10 Radar (Current Rules) 9 File copy provided by

11 57-64 GHz  GHz fixed field disturbance sensors:  max average power 9 µW/cm² at 3 meters (+40 dBm EIRP)  peak power density 18 µW/cm² at 3 meters (+43 dBm EIRP)  non-fixed or elsewhere in band:  max peak power density 9 nW/cm 2 at 3 meters (+10 dBm EIRP)  max peak transmitter output power 0.1 mW  Unlicensed. 10 File copy provided by

12 76-77 GHz  Vehicle-mounted radars only  Unlicensed.  Power limits: 11 Forward-Looking (dBm EIRP) Side- or Rear- Looking (dBm EIRP) Vehicle moving Vehicle stopped+23.5 File copy provided by

13 12 Radar (Waivers and Proposed Rules) File copy provided by

14 76-77 GHz (Proposed Rule)  100 watt (50 dBm) power limit  regardless of direction; moving or stopped  any application (not just vehicle-mounted)  Pending since May File copy provided by

15 76-77 GHz (Waiver)  Fixed use of 10 radars at Atlanta airport  for tracking aircraft and vehicles on ground  Must meet emissions limits for forward-looking, in-motion vehicle radars ( dBm EIRP)  Granted September File copy provided by
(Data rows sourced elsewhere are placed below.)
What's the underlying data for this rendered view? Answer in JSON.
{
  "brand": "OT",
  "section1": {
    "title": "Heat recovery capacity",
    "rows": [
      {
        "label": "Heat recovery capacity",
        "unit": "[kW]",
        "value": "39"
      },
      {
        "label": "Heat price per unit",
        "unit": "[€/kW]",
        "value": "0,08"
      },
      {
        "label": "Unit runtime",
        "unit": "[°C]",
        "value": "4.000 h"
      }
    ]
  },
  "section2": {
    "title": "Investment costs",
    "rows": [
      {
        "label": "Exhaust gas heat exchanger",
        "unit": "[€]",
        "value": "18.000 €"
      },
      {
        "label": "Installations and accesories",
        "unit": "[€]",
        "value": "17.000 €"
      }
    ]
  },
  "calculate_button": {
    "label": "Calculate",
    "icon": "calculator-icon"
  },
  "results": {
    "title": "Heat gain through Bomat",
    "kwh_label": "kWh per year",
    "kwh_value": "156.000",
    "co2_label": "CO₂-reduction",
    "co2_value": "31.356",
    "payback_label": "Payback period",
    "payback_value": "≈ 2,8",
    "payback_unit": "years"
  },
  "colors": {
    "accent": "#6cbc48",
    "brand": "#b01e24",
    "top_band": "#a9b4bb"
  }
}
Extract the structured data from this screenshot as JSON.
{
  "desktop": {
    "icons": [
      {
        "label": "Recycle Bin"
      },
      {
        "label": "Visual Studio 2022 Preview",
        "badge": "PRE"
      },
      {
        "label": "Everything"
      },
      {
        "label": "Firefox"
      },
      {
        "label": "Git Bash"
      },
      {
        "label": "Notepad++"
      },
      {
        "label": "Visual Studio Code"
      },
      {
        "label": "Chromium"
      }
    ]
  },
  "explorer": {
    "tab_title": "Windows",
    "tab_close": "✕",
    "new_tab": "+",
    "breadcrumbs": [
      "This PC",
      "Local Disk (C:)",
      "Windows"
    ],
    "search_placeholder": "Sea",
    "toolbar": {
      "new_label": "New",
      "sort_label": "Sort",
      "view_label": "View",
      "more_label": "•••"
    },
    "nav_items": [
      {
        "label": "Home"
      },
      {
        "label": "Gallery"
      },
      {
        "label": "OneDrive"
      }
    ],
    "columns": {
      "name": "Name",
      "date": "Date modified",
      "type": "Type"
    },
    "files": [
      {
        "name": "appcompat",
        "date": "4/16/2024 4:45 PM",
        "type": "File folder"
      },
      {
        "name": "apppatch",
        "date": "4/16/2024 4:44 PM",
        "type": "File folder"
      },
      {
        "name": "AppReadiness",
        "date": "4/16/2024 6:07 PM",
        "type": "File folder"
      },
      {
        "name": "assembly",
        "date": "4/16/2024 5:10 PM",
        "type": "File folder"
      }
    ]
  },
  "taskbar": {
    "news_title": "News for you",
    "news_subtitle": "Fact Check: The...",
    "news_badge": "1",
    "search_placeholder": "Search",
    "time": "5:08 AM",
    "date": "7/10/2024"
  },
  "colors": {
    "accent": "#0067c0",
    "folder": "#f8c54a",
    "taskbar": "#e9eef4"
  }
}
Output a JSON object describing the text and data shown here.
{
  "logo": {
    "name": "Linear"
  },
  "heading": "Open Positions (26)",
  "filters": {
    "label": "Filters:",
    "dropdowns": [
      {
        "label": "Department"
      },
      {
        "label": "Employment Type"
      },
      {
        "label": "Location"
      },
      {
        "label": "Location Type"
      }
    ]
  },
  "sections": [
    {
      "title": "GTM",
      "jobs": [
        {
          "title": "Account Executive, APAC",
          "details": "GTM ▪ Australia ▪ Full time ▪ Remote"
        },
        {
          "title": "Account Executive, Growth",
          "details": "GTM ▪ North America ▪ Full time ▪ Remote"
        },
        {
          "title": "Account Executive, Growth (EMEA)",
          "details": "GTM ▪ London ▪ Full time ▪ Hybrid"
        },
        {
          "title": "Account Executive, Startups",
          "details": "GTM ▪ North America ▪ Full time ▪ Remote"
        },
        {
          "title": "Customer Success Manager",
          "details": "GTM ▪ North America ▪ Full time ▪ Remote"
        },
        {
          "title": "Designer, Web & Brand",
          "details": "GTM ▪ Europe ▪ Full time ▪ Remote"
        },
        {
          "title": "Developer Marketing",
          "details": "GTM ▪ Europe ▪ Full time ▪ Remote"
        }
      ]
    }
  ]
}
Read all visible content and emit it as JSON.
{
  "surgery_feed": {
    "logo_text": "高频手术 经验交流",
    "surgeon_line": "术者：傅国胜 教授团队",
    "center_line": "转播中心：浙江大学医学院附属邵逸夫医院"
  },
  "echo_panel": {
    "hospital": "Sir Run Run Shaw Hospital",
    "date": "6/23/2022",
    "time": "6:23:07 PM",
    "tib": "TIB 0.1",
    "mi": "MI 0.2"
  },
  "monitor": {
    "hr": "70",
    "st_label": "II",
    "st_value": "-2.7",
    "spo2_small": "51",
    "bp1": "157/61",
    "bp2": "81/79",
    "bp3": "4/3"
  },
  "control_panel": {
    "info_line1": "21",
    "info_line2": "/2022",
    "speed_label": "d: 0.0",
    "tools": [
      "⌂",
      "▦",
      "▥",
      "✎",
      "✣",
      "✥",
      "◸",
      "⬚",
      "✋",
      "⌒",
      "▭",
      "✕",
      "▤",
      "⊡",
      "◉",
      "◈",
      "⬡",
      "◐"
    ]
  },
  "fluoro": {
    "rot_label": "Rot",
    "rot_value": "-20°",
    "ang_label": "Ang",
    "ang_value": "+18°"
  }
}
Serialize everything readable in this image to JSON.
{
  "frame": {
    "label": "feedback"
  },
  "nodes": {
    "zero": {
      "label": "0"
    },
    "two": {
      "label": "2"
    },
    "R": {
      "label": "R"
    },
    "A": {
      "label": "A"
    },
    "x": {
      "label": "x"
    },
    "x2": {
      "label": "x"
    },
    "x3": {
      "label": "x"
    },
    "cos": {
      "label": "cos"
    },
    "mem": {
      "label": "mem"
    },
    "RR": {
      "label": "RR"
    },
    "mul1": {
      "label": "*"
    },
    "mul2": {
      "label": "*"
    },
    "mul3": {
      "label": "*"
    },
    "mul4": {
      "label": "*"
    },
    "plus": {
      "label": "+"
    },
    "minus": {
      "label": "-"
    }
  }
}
16 77-81 GHz (Proposed Rule & Waiver)  Use as in-tank level probing radars  limited to commercial use at fixed locations  Unlicensed  Proposed emissions limits:  +23 dBm EIRP average (measured with no tank wall)  +43 dBm EIRP peak (measured with no tank wall)  but pulse radars often have >20 dB P/A ratio  –41.3 dBm EIRP (§15.209) (measured through metal or concrete)  FCC acknowledges need to protect radio astronomy operations  Pending since January 2010  Waiver granted pending rulemaking  subject to above emissions limits. 15 File copy provided by

17 78-81 GHz (Proposed Rule & Waiver)  Airport use to detect “foreign object debris” (FOD) on runways  aircraft parts, tools, equipment and supplies, rocks, pavement fragments, luggage, wildlife  FCC open to allowing other applications  No proposal as to licensed vs. unlicensed  No proposal as to power limits  FCC acknowledges need to protect radio astronomy operations  Pending since December 2011  Waiver granted pending rulemaking:  airport FOD detection only  35 dBW EIRP  license required. 16 File copy provided by

18 Conclusion  Millimeter wave spectrum is the target of extensive engineering innovation  FCC rules at 57 GHz and above are badly out of date  FCC moving to update rules, but regulatory process is inherently slow. 17 File copy provided by

19 18 Thank you! Mitchell Lazarus | File copy provided by


Download ppt "Millimeter Wave Regulation IEEE EMC – DC/No. VA Mitchell Lazarus 703-812-0440 | January 31, 2012 Millimeter Wave Regulation IEEE EMC."

Similar presentations


Ads by Google